Cancellation of Instrument
Plaintiff argues that this court should exercise its equitable powers to confirm that the lack of written assignment of the Deed of Trust to Wells Fargo has left defendants with no valid interest in the property. (ECF No. 1.) However, as explained above, there was no need for an assignment because Wells Fargo is World's successor in interest. Further, despite plaintiff's legal conclusion that the Deed of Trust is void, there is no basis for this claim since defendants did not violate Cal. Bus. & Prof. Code § 10234, as explained.
Moreover, while the plaintiff requests the court use its equitable powers, he has failed to demonstrate that he too has done equity because he has failed to allege that he has tendered the balance of the mortgage note. It is a well-accepted maxim that "he who seeks equity must do equity."
"The elements of a cause of action for negligence are (1) a legal duty to use reasonable care, (2) breach of that duty, and (3) proximate [or legal] cause between the breach and (4) the plaintiff's injury."
Under California law, however, "as a general rule, a financial institution
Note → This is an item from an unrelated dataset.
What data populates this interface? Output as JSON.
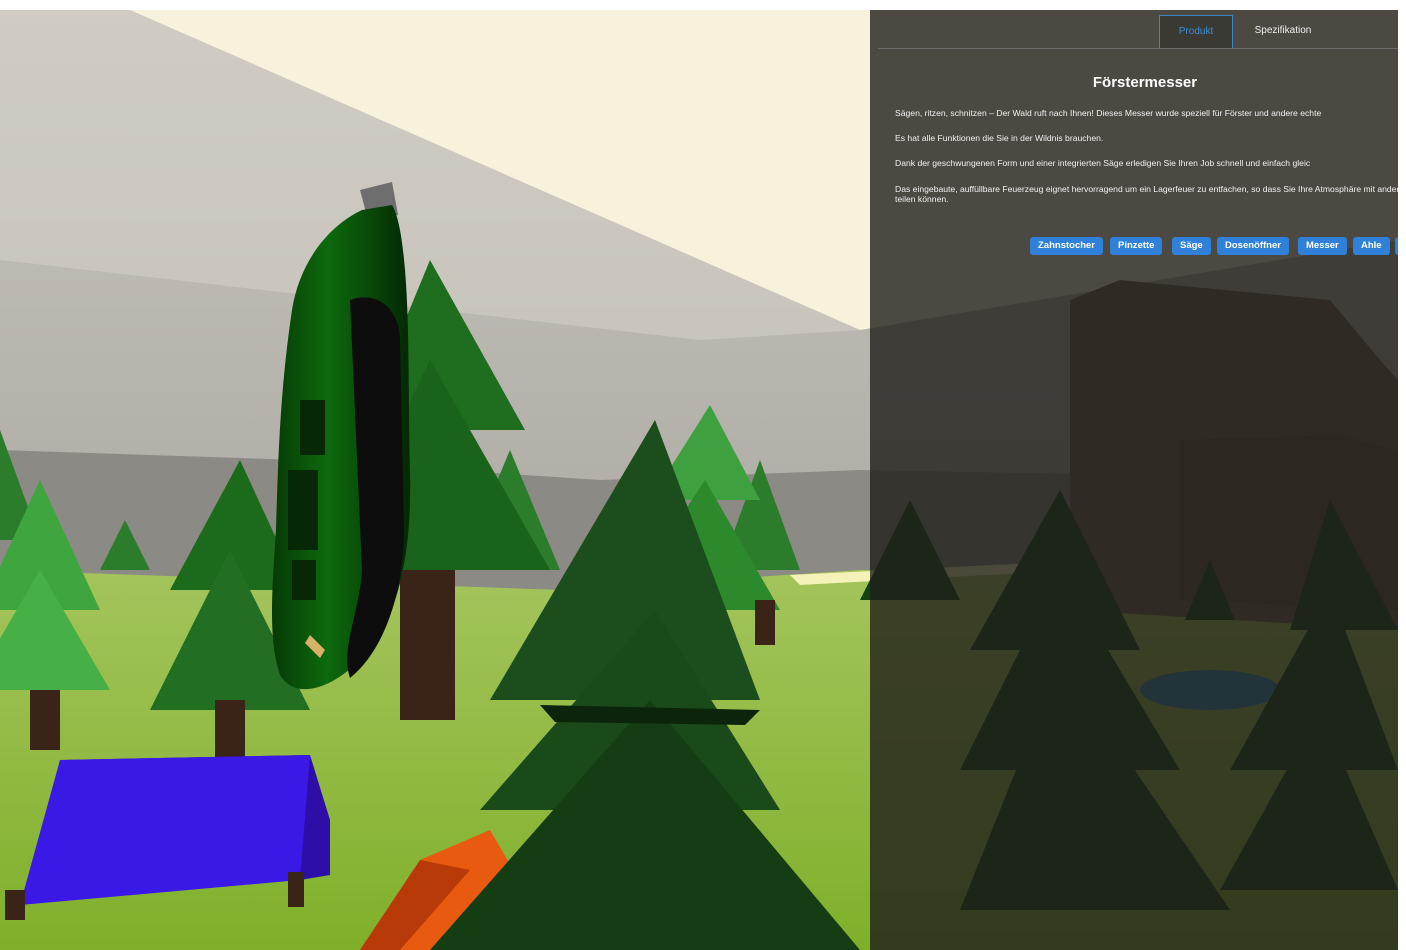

Moreover, plaintiff has not alleged that he suffered any damages as a result of defendants' actions. He does not allege that their actions caused him to default on his loan. Rather, his argument relies on the allegation that the 2007 Deed of Trust was void when recorded. As demonstrated, this allegation is based upon an erroneous legal conclusion. However, even assuming that the Deed of Trust was void, plaintiff has continued to enjoy the use and ownership of this property since 2007. Plaintiff has experienced a windfall rather than suffer damages. Plaintiff failed to state a plausible claim to relief for negligence because defendants did not owe him any duty nor did they cause him any damages. Further, plaintiff could not state a plausible claim if he were granted leave to amend since he cannot plausibly allege that defendants owed him any duty beyond their conventional role as money lender.
Slander of Title
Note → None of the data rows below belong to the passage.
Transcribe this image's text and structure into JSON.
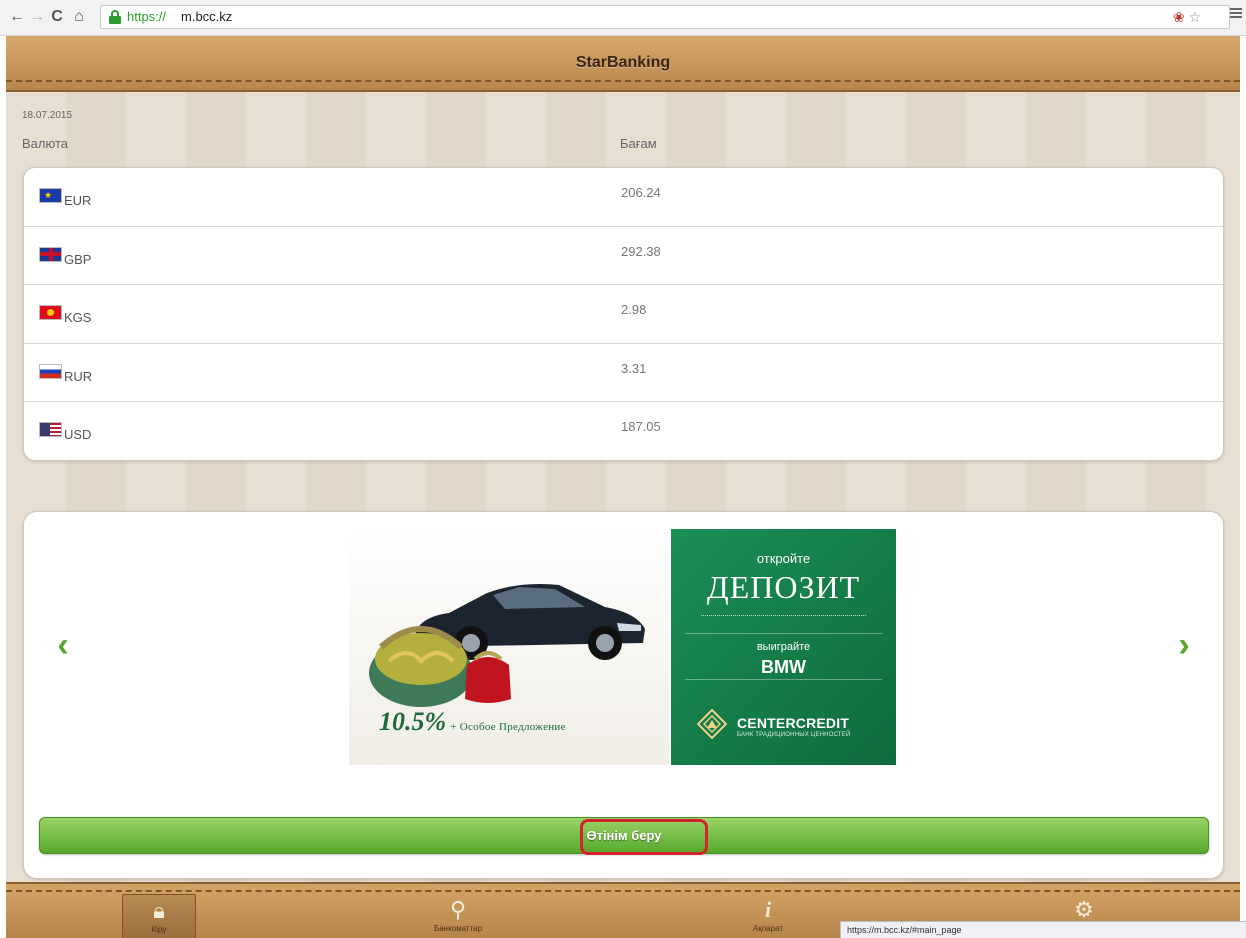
{
  "browser": {
    "url_scheme": "https://",
    "url_host": "m.bcc.kz",
    "status_url": "https://m.bcc.kz/#main_page"
  },
  "header": {
    "title": "StarBanking"
  },
  "rates": {
    "date": "18.07.2015",
    "col_currency": "Валюта",
    "col_rate": "Бағам",
    "rows": [
      {
        "code": "EUR",
        "flag": "eu-flag",
        "rate": "206.24"
      },
      {
        "code": "GBP",
        "flag": "uk-flag",
        "rate": "292.38"
      },
      {
        "code": "KGS",
        "flag": "kg-flag",
        "rate": "2.98"
      },
      {
        "code": "RUR",
        "flag": "ru-flag",
        "rate": "3.31"
      },
      {
        "code": "USD",
        "flag": "us-flag",
        "rate": "187.05"
      }
    ]
  },
  "promo": {
    "prev_icon": "‹",
    "next_icon": "›",
    "banner": {
      "rate": "10.5%",
      "offer": "+ Особое Предложение",
      "open": "откройте",
      "deposit": "ДЕПОЗИТ",
      "win": "выиграйте",
      "prize": "BMW",
      "brand": "CENTERCREDIT",
      "tagline": "БАНК ТРАДИЦИОННЫХ ЦЕННОСТЕЙ"
    },
    "apply_label": "Өтінім беру"
  },
  "nav": {
    "tabs": [
      {
        "icon": "lock-icon",
        "label": "Кіру",
        "active": true
      },
      {
        "icon": "location-pin-icon",
        "label": "Банкоматтар",
        "active": false
      },
      {
        "icon": "info-icon",
        "label": "Ақпарат",
        "active": false
      },
      {
        "icon": "gear-icon",
        "label": "",
        "active": false
      }
    ]
  },
  "colors": {
    "header": "#c39559",
    "accent_green": "#58a531",
    "highlight": "#d4232a",
    "deposit_green": "#16804a"
  }
}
Plaintiff alleges that defendants slandered his title by filing the initial 2007 Deed of Trust, which was void. (ECF No 1.) He also alleges that the Notice of Default similarly slandered his title because the mortgage was not properly assigned to Wells Fargo. (ECF No 1.) As it has been explained, these arguments are based upon erroneous legal conclusions.
Additionally, to prevail on a slander of title claim, plaintiff must allege damages, which have been defined as the "loss caused by the impairment of vendibility and the cost of clearing the title."
Plaintiff also seeks to quiet title to his property. (ECF No. 1.) This claim is also premised on plaintiff's table-funding theory. Moreover, quiet title is a claim in equity and plaintiff has failed to do equity. A full tender of the indebtedness is a prerequisite to a quiet title claim.
Defendants' Motion to Strike
Defendants have also moved to strike various portions of plaintiff's complaint connected with "exemplary/punitive damages allegations and prayers." (ECF No. 5 at 2.) Because plaintiff has failed to state any claims to relief that are plausible on their face, it is unnecessary to consider the motion to strike on its merits.
Accordingly, IT IS HEREBY ORDERED that:
Furthermore, IT IS HEREBY RECOMMENDED that:
These findings and recommendations are submitted to the United States District Judge assigned to the case, pursuant to the provisions of 28 U.S.C. § 636(b)(1). Within fourteen (14) days after being served with these findings and recommendations, any party may file written objections with the court and serve a copy on all parties. Such a document should be captioned "Objections to Magistrate Judge's Findings and Recommendations." Any reply to the objections shall be served on all parties and filed with the court within fourteen (14) days after service of the objections. The parties are advised that failure to file objections within the specified time may waive the right to appeal the District Court's order.